Occupational safety and health symposia 1977. Cincinnati, OH: U.S. Department of Health, Education, and Welfare, Public Health Service, Centers for Disease Control, National Institute for Occupational Safety and Health, DHEW (NIOSH) Publication No. 78-169, 1978 Jun; :259-261
Introductory comments on the community health session of symposium were presented. Community health and worker health were considered to form a single spectrum, with the main distinction being differences in dose and mode of exposure. The community health effects of the Kepone (143500) exposure incident in Hopewell, Virginia from March 1974 through July 1975 were used to illustrate the difficulties in public health management related to dose and mode of exposure. A small facility was engaged in production of the insecticide. Workers were extensively exposed to Kepone, and there was widespread environmental contamination outside the facility. In 76 of 133 workers at the facility, neurological symptoms were present; all of the workers showed detectable levels of Kepone. The area around the facility showed Kepone dust pollution, and the James River was polluted via discharges to the city sewage system.

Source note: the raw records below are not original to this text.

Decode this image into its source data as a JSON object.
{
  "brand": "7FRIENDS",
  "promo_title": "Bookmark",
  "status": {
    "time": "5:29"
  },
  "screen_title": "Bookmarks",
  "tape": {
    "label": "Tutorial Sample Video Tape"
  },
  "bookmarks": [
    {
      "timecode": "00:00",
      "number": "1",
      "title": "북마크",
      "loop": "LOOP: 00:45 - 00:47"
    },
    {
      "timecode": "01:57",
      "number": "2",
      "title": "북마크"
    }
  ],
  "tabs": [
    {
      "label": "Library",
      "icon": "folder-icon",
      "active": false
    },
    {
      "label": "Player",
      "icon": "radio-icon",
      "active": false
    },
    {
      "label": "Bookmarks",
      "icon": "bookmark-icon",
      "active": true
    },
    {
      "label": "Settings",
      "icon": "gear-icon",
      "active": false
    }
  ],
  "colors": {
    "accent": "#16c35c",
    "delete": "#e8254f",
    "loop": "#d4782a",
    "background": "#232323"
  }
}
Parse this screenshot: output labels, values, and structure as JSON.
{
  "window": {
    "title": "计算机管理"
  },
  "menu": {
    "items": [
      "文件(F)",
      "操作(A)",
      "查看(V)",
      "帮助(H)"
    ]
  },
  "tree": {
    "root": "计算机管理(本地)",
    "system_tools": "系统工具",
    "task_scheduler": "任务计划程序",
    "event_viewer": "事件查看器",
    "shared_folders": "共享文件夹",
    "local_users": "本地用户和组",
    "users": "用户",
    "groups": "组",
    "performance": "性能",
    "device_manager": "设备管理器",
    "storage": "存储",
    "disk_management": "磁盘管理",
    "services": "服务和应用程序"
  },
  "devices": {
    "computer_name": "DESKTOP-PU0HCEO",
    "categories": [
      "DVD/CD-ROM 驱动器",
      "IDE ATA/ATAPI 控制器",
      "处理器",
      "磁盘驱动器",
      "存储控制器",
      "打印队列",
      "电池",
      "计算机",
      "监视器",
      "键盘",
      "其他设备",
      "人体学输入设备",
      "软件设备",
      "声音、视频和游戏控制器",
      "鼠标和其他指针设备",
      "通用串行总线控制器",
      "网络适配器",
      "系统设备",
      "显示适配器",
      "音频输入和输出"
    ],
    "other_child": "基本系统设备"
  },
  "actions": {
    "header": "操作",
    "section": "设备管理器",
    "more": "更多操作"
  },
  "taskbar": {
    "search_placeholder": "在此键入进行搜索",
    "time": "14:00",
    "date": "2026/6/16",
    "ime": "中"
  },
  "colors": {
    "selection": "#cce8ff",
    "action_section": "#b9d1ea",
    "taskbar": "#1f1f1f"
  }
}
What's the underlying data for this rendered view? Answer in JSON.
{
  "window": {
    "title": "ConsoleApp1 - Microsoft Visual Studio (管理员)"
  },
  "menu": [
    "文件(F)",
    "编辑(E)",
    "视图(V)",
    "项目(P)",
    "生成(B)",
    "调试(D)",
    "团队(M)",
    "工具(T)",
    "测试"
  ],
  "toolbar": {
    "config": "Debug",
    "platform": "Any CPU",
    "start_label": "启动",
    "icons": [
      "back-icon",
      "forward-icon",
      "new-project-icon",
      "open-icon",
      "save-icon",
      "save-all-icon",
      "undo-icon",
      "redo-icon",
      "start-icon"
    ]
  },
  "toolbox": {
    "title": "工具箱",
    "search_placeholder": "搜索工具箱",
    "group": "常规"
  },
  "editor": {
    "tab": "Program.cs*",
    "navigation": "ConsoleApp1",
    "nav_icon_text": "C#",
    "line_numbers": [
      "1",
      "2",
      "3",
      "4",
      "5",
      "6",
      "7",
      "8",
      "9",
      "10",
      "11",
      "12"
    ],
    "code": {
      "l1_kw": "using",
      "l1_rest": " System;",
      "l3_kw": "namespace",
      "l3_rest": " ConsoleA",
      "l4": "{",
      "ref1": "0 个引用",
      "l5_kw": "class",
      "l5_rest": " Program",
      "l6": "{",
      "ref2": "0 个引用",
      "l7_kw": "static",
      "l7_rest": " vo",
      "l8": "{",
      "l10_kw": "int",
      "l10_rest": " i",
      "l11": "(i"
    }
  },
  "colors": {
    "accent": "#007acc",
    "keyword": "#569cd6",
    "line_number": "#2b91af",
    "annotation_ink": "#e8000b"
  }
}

Community exposures included contact with airborne Kepone dust and consumption of seafood contaminated via the food chain.
Air-contamination; Environmental-pollution; Industrial-exposures; Food-contaminants; Airborne-dusts; Chlorinated-hydrocarbons; Toxic-materials; Environmental-exposure
Occupational safety and health symposia 1977